One of three Bill Allard photographs that appeared in a Super Bowl commercial.
Bill Allard went to Montana for the Super Bowl ad, which he calls the "best, most pleasurable commercial gig I've ever had."
photo by jon golden
Out of nowhere, longtime National Geographic photographer and Afton resident William Albert Allard got a phone call from California about a month ago– about making a Super Bowl commercial.
"This is the best kind," says Allard of the phone call pitch. "Someone admired my work."
The plan was to send 10 noted photographers out to shoot the two-minute "Farmer" spot, based around deceased radio broadcaster Paul Harvey's "So God Made a Farmer" speech. Chrysler aired the Harvey-narrated commercial during the fourth quarter of the longest-ever Super Bowl February 3.

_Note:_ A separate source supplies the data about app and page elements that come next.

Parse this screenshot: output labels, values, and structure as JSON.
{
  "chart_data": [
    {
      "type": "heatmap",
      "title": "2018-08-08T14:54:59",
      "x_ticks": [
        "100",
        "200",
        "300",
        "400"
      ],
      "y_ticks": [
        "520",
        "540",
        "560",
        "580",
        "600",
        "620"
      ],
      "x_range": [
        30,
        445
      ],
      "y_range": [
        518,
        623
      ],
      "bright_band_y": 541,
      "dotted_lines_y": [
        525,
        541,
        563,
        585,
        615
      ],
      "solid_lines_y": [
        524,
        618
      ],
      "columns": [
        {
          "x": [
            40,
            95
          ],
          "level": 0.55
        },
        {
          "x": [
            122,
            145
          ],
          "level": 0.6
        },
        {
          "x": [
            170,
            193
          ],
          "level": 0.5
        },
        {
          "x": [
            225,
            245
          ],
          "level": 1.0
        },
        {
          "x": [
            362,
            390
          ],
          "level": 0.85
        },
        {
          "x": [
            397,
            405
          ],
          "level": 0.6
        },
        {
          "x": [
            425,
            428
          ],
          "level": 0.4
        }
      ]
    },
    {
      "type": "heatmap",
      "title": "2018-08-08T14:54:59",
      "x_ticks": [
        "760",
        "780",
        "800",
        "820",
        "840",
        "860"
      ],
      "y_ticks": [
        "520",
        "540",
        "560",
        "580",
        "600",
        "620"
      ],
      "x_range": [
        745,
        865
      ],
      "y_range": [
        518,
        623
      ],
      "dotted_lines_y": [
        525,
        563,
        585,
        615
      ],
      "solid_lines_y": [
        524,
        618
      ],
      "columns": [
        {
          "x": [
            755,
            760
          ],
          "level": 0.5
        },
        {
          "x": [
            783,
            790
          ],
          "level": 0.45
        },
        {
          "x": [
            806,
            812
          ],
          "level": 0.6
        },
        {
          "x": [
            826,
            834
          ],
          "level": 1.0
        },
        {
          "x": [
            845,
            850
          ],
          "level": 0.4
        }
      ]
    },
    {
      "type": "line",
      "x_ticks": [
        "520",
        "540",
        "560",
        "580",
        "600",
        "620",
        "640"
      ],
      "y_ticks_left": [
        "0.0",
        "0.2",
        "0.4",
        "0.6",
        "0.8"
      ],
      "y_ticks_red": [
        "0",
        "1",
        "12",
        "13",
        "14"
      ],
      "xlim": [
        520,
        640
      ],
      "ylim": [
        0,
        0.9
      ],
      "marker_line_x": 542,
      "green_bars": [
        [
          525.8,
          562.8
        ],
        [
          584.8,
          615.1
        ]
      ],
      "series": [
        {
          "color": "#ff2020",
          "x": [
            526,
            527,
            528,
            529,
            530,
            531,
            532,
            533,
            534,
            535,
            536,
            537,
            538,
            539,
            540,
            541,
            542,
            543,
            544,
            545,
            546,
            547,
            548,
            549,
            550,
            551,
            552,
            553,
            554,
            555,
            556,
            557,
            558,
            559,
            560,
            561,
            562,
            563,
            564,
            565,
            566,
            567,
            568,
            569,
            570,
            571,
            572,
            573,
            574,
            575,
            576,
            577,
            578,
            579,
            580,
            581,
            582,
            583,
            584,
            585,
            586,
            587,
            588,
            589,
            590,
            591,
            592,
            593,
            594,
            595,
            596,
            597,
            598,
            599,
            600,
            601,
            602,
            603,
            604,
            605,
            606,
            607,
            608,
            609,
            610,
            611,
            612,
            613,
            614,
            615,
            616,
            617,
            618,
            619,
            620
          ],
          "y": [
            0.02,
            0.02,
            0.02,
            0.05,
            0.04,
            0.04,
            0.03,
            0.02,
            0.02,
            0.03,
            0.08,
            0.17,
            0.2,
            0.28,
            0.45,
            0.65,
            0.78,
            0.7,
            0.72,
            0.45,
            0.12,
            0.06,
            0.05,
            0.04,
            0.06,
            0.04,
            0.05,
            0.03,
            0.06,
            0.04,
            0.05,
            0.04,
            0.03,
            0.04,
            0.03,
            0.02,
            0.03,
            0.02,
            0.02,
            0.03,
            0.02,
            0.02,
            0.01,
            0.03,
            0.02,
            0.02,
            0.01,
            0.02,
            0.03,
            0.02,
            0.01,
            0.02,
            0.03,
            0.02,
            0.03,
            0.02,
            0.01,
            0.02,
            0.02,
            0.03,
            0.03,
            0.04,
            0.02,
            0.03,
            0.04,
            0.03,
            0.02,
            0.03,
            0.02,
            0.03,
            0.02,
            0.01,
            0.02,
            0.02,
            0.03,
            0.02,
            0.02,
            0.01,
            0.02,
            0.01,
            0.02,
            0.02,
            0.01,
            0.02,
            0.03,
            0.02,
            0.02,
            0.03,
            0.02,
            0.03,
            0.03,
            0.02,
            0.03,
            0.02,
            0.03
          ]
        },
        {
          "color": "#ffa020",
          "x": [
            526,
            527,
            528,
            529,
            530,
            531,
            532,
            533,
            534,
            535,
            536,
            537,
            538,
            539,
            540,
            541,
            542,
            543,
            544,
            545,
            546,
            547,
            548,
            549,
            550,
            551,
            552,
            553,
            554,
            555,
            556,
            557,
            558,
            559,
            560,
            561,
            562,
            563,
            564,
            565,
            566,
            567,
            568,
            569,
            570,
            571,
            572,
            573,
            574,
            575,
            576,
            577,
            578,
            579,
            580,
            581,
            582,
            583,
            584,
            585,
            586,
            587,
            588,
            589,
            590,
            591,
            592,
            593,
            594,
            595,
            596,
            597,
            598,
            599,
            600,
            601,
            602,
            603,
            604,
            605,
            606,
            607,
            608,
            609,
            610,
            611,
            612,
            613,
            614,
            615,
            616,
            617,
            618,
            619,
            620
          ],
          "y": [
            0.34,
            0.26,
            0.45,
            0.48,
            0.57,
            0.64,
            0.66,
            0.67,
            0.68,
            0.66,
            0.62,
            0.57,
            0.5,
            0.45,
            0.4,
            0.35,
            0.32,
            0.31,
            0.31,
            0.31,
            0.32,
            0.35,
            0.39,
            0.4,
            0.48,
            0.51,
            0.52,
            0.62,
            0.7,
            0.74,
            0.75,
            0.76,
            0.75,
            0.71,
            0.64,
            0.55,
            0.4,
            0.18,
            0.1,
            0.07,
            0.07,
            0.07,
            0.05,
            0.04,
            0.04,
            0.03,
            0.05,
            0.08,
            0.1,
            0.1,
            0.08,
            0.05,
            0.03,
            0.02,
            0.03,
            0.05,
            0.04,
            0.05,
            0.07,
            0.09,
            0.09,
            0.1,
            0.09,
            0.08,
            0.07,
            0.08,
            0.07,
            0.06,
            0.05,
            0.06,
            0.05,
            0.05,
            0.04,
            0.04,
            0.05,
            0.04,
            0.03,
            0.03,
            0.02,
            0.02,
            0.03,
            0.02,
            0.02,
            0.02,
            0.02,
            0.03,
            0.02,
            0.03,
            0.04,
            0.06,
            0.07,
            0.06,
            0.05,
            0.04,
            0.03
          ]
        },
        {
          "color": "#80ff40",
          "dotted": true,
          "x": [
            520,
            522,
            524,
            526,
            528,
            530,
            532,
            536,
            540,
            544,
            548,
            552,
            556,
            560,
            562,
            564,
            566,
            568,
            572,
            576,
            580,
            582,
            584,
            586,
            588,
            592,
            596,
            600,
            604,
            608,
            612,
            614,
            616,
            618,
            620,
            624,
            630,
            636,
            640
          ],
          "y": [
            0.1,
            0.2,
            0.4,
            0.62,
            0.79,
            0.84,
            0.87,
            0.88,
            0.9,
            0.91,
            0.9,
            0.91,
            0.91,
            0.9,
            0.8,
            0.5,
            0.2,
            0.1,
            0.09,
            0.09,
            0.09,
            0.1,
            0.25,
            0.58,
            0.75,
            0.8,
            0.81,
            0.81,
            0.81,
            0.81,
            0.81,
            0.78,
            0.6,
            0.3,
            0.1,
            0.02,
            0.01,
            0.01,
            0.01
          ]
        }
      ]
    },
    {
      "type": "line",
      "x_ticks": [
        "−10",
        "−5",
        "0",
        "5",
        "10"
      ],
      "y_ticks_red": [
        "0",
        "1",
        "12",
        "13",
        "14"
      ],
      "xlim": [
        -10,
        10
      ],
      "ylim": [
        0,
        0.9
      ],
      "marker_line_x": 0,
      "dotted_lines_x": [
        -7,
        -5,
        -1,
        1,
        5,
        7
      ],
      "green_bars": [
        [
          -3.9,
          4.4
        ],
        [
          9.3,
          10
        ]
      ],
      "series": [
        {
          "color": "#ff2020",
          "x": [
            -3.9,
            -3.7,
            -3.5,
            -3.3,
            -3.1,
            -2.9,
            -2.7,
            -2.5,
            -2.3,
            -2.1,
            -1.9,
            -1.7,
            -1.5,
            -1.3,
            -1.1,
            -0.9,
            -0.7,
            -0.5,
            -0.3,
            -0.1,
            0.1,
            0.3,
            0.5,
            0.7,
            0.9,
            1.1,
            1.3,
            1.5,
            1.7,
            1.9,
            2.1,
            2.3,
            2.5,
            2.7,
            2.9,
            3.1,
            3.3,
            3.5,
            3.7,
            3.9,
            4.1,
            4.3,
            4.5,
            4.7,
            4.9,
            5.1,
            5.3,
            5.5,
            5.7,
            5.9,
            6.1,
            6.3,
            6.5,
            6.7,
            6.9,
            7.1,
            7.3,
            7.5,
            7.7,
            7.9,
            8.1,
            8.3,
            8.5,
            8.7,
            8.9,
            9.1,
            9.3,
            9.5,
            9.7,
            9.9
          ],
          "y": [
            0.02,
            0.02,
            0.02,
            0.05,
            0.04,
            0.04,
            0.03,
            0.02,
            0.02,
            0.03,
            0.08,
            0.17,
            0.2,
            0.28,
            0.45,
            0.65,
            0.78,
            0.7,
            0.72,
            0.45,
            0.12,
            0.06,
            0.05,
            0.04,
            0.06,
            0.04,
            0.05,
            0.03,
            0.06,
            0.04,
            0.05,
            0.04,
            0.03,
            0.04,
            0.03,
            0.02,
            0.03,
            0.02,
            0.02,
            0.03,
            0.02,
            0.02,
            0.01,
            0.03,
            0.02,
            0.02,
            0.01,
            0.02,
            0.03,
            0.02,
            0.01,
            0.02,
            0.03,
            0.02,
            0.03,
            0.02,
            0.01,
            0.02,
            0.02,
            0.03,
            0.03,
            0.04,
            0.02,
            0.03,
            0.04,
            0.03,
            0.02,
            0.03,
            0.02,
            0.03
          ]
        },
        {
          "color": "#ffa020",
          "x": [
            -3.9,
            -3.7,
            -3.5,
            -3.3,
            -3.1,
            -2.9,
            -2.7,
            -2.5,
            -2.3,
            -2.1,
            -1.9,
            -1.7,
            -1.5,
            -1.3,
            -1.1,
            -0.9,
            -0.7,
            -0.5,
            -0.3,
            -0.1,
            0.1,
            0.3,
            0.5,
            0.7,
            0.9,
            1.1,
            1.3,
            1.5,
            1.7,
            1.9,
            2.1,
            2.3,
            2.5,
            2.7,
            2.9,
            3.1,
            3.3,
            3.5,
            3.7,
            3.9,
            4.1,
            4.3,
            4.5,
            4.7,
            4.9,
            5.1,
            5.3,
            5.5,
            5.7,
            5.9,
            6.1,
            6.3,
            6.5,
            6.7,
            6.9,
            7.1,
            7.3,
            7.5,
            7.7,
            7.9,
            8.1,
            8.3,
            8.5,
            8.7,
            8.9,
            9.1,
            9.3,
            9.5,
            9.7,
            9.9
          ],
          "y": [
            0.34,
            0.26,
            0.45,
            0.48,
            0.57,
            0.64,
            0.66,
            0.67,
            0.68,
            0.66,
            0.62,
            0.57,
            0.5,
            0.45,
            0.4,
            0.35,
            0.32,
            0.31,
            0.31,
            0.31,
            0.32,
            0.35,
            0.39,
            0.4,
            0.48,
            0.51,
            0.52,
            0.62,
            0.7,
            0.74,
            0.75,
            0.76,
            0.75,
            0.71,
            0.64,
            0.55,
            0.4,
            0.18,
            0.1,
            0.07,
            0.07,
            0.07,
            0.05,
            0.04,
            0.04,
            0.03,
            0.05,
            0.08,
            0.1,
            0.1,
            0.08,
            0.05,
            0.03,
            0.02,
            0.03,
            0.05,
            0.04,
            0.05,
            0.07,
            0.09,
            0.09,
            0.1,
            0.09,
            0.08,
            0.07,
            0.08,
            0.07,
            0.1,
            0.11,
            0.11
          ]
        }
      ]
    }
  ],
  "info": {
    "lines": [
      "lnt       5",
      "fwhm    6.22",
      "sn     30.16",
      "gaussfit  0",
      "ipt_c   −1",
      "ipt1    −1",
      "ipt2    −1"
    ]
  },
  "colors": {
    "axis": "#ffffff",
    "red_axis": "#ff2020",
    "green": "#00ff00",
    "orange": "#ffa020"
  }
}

"It's all been very top secret," says Allard the day after the 49ers/Ravens battle.
Allard spent seven days shooting in Montana and California. "Obviously it wasn't the best time of year to be shooting farming," he points out.
Out of the 25 photos he counted during the commercial, three were Allard's work: a close-up portrait of a man, a saddled horse, and a family saying grace at the dinner table.
The photographers didn't have the Harvey script, says Allard– although Harvey gave the speech in 1978 at a Future Farmers of America convention.
"This was done very, very quickly," says Allard. "I was sending in work as I was doing it. The final edit wasn't decided on until Wednesday or Thursday. Nothing leaked out."
Allard's work has appeared in National Geographic for nearly 50 years, even after the iconic mag cut its photography staff in 2008. "I'm 75– it's a very physical job," he says. "I'm more into writing these days."
He's published six books of his photographs, but notes that the Super Bowl "was certainly the biggest audience I've ever had."
The Dodge Ram brand has declared 2013 the "year of the farmer," and the assignment appealed to Allard, who doesn't do a lot of commercial work. "I'm close to the subject– rural America," he says. "This was a documentary approach– and it pays very well."